Archive for February 6, 2019

02/06/2019 – Ephemeris – Saturn is back, and a look at some other bright planets

February 6, 2019 Comments off

Ephemeris for Wednesday, February 6th. Today the Sun will be up for 10 hours and 2 minutes, setting at 5:58, and it will rise tomorrow at 7:54. The Moon, 2 days past new, will set at 7:47 this evening.

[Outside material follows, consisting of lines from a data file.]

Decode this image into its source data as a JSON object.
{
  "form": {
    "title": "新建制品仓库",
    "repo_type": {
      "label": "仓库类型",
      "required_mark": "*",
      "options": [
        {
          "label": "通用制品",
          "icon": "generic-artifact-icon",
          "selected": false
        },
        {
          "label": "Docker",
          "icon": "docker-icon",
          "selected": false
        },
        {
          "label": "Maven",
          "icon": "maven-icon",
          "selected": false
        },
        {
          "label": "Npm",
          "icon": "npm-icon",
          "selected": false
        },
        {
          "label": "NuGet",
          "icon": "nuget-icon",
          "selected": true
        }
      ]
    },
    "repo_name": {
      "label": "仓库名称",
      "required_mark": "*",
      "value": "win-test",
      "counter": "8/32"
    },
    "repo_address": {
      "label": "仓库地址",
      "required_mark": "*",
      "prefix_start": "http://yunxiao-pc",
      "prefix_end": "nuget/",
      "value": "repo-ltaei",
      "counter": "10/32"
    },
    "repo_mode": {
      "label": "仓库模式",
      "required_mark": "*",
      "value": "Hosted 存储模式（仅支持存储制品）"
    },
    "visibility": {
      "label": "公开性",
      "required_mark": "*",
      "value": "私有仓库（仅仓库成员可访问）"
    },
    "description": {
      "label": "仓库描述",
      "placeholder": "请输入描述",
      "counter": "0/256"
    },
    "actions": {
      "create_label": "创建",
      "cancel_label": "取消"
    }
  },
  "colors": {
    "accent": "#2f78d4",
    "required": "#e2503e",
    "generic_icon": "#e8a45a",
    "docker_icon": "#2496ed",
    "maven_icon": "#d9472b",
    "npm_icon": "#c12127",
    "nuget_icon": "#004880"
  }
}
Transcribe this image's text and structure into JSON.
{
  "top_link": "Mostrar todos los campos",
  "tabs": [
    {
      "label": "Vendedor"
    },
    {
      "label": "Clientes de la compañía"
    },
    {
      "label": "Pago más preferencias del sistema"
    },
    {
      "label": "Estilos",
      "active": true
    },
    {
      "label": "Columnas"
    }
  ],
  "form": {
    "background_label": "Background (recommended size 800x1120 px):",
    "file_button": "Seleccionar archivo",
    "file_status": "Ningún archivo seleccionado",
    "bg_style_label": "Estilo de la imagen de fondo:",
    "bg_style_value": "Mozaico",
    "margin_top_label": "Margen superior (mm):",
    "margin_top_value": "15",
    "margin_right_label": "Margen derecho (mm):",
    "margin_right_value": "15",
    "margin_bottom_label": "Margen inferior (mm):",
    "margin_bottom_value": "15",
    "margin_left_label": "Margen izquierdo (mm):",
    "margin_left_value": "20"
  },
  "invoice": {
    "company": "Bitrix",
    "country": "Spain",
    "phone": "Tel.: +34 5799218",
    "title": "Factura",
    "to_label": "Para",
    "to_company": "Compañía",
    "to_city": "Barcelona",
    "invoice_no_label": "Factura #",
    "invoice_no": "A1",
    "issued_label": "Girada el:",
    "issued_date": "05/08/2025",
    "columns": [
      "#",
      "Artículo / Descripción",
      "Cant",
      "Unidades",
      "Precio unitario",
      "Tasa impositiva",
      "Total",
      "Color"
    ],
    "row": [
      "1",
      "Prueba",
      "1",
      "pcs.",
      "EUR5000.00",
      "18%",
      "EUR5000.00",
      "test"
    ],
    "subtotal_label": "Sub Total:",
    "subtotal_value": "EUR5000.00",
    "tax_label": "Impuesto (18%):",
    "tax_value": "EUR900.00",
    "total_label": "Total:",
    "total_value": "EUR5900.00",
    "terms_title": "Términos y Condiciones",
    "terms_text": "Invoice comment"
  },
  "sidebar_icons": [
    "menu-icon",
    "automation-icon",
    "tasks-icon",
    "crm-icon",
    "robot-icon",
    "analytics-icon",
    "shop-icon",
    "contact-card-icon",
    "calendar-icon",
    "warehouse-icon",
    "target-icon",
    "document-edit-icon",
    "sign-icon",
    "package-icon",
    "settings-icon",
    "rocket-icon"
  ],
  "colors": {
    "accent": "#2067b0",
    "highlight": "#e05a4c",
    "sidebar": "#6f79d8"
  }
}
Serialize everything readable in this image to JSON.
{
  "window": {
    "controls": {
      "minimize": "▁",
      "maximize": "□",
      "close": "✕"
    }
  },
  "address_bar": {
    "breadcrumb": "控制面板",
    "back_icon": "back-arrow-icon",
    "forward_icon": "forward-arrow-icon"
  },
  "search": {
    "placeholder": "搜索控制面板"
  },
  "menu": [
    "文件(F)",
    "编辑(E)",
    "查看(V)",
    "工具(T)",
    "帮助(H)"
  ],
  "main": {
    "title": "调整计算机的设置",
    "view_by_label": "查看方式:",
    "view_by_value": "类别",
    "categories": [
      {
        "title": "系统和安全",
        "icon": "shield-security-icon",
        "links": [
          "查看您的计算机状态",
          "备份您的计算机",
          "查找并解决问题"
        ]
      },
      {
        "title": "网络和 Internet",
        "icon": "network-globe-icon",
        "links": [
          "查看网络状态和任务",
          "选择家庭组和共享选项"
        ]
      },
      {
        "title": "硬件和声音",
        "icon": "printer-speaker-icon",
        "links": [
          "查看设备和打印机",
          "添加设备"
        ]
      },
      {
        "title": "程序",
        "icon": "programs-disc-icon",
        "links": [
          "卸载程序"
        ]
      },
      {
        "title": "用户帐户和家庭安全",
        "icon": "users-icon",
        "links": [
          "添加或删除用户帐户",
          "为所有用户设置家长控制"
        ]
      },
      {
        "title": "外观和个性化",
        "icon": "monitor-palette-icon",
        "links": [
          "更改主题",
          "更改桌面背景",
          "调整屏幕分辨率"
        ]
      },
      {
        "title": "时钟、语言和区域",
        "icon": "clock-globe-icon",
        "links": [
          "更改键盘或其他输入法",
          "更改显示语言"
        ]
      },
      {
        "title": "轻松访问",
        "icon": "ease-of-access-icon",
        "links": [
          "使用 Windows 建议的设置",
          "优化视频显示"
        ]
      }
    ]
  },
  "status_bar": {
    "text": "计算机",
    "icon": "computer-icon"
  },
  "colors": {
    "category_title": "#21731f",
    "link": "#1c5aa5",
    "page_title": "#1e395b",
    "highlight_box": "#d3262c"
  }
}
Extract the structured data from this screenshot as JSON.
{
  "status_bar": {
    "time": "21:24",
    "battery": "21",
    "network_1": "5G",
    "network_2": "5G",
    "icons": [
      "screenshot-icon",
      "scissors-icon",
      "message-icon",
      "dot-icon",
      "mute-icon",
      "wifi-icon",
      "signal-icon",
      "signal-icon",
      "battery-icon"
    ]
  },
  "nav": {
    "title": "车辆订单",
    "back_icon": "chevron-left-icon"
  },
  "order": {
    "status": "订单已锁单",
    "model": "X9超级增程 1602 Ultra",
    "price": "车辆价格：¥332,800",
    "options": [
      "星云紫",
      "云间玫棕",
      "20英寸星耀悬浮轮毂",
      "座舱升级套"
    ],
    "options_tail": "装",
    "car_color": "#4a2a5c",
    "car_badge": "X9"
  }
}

Let’s look at the planets for this week. Our only evening planet Mars will be in the southwestern sky this evening and will set at 11:50 p.m. It’s too far away to see much detail in a small telescope. In the morning sky we have Jupiter which will rise tomorrow at 4:17 a.m. It is second to Venus in brightness, and now is west of Venus. In small telescopes up to four of Jupiter’s moons are visible. Venus will rise at 5:17 a.m. tomorrow. In small telescopes it is a featureless slightly gibbous moon shape. Its phase will now grow more toward full as its size shrinks as it continues its long journey around and behind the Sun. Saturn is making an appearance in morning twilight rising at 6:12 a.m. tomorrow in the east-southeast.

The times given are for the Traverse City/Interlochen area of Michigan. They may be different for your location.


Evening planets

Mars and the evening constellations tonight at 8 p.m. February 6, 2019. Note the faint planet Uranus near Mars.  They will appear only a degree apart next Wednesday night for a telescopic treat. Click on the image to enlarge. Created using Stellarium.

Morning Planets

Jupiter, Venus, and the rising Saturn at 7 a.m. tomorrow morning February 7, 2019. Created using Stellarium.

Telescopic Planets

Venus and Jupiter with the same magnification at 6 a.m. tomorrow morning February 7, 2019. Io is just peeking out on the lower left edge, though not quite showing up in this chart. Created using Cartes du Ciel (Sky Charts).

Planets and the Moon on a single night

Planets and the Moon at sunset and sunrise of a single night starting with sunset on the right on February 6, 2019. The night ends on the left with sunrise on the 7th. Click on the image to enlarge. Created using my LookingUp program.